Keep the wheels turning: I said right at the beginning that the hardest part of ISO 27001 accreditation is maintaining the standards of operation required. You need to demonstrate that you have a constant focus and are reviewing your entire regime regularly and in a controlled fashion: if you just have a two-week push in the fortnight before the independent audit you're kidding yourself and the auditor won't fall for it.
Most importantly – be honest
The final thing to remember is that you need to be honest – with yourself and with your auditor. There's no point trying to sweep failings under the carpet and pretend they didn't happen, because they'll come back to bite you. In fact the most prominent odour of rodent occurs when your incident log shows you had nothing of interest happen in the last few months: unless you're unbelievably perfect there will have been something that didn't quite go right. Pretend to be perfect and the auditor will see right through you.
And the point is this: your ISO 27001 ISMS is there as a framework to help you manage your information security in a risk-based way. There's no such thing as a company that has no risks: what the auditor is looking for is evidence that you frequently look for risks, you evaluate the ones you find, and you take appropriate action (which for minor risks may be to change nothing and accept them as-is).
Excellent is good enough
The final note is that since (as I've already mentioned) perfection seldom exists in business, it's not a requirement for ISO 27001 either. When your auditor gives you your report, it would be very unusual for it not to contain negative findings – nonconformities, as they're termed.
But nonconformities come in two flavours, and only "major" ones make you fail: generally speaking, you're slapped with these when there are clear, systematic, fundamental failures in your regime that show the auditor that your ISMS and/or the way you run it just aren't up to the job.
"Minor" nonconformities are part of life, and tend to relate to isolated failings or small gaps in what you do, and they don't destroy your accreditation – so long as you respond to them and take the necessary action to put them right.
ISO 27001 doesn't, then, certify perfection.
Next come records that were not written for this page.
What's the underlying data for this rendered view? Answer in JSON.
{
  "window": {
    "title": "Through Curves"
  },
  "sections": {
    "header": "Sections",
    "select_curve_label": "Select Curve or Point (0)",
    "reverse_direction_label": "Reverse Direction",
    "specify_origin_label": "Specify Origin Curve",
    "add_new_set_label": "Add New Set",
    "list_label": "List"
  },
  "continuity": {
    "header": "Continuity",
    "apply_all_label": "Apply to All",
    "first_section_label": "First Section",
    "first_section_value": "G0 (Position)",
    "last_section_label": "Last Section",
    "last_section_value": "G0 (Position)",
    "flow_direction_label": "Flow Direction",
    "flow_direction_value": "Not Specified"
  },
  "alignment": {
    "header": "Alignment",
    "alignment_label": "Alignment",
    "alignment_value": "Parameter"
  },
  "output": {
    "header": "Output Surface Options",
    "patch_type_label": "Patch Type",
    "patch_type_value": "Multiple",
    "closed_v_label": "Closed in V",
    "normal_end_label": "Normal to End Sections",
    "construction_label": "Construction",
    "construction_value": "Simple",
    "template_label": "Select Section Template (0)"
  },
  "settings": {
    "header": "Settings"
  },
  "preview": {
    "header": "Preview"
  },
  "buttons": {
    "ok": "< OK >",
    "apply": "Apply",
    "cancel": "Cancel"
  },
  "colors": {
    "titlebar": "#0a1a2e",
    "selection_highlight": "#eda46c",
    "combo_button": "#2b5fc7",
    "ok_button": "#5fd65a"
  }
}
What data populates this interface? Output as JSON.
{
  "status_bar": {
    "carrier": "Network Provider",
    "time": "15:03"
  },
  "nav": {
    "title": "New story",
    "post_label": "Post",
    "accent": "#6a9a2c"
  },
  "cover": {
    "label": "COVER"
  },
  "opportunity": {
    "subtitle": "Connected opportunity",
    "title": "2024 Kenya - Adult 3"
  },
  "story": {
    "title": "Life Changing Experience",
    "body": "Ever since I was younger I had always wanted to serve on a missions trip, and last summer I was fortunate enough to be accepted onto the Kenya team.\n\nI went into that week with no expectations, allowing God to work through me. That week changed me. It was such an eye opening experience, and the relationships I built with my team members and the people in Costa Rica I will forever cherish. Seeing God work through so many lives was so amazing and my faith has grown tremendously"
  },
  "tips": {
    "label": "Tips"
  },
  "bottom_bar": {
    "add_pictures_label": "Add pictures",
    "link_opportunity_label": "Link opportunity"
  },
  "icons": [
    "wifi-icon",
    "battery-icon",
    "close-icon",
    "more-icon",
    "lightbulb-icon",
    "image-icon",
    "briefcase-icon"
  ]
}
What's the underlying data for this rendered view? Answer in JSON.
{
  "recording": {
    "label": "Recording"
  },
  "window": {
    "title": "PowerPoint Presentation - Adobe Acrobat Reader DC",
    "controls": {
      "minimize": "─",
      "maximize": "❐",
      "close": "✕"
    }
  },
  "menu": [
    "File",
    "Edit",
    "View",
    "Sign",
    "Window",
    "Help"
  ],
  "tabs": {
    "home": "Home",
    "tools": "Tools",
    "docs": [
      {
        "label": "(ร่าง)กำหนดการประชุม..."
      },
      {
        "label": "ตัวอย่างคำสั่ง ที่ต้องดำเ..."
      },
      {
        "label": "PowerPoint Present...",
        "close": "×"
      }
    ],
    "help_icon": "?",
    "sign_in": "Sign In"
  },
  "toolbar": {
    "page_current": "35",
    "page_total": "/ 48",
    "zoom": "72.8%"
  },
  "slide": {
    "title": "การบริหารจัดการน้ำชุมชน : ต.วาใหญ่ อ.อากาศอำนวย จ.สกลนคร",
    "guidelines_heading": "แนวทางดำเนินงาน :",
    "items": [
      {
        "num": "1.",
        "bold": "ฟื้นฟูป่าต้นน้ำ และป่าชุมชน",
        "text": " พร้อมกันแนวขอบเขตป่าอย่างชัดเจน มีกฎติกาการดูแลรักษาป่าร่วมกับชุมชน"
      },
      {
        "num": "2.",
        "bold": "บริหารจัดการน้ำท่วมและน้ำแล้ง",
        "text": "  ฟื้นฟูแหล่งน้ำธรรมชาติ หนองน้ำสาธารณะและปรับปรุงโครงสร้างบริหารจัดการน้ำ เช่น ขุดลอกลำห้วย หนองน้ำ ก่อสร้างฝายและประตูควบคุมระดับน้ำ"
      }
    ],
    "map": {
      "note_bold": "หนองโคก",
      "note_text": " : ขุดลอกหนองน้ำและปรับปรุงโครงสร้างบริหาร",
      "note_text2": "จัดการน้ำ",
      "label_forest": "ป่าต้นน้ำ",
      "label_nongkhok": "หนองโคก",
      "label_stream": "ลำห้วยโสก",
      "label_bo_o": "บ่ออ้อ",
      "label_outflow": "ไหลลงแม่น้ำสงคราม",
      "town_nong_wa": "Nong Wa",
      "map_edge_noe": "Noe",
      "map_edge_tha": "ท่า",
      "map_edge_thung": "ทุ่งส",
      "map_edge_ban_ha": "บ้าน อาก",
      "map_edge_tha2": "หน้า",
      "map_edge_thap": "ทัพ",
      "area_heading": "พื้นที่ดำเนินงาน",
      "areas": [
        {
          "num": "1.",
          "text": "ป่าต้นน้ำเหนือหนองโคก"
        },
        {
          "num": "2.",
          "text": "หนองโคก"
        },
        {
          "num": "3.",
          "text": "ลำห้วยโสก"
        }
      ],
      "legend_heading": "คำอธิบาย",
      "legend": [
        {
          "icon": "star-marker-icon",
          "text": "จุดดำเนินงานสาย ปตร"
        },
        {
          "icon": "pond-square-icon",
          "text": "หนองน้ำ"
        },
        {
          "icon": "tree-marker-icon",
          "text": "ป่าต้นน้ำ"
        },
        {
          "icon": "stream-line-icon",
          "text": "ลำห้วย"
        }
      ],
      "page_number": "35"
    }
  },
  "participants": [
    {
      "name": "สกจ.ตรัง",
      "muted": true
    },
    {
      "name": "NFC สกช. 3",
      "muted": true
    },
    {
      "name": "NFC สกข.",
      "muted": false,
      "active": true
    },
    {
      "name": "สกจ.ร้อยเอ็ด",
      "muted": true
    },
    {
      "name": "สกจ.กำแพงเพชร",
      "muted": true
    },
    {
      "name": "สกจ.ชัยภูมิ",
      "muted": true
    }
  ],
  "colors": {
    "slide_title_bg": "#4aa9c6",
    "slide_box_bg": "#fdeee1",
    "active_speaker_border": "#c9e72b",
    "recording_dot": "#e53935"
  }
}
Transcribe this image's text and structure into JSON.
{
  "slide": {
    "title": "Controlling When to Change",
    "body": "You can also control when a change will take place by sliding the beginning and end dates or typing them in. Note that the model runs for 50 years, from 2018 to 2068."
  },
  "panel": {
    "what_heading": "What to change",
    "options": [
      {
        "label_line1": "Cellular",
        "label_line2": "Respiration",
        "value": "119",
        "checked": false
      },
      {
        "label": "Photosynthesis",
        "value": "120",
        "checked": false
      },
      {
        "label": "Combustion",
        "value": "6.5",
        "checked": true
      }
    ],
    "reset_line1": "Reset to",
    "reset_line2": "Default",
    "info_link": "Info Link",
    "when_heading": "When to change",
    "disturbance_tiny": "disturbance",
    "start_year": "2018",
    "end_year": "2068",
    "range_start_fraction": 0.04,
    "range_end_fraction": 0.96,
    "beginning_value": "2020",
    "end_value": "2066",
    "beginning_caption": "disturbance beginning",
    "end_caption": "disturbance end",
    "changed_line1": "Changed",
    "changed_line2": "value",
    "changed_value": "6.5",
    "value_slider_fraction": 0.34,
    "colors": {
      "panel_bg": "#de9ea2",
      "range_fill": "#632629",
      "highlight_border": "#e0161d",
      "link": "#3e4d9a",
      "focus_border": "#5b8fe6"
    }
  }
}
But it does certify excellence, and I think that's the best most of us can strive for. ®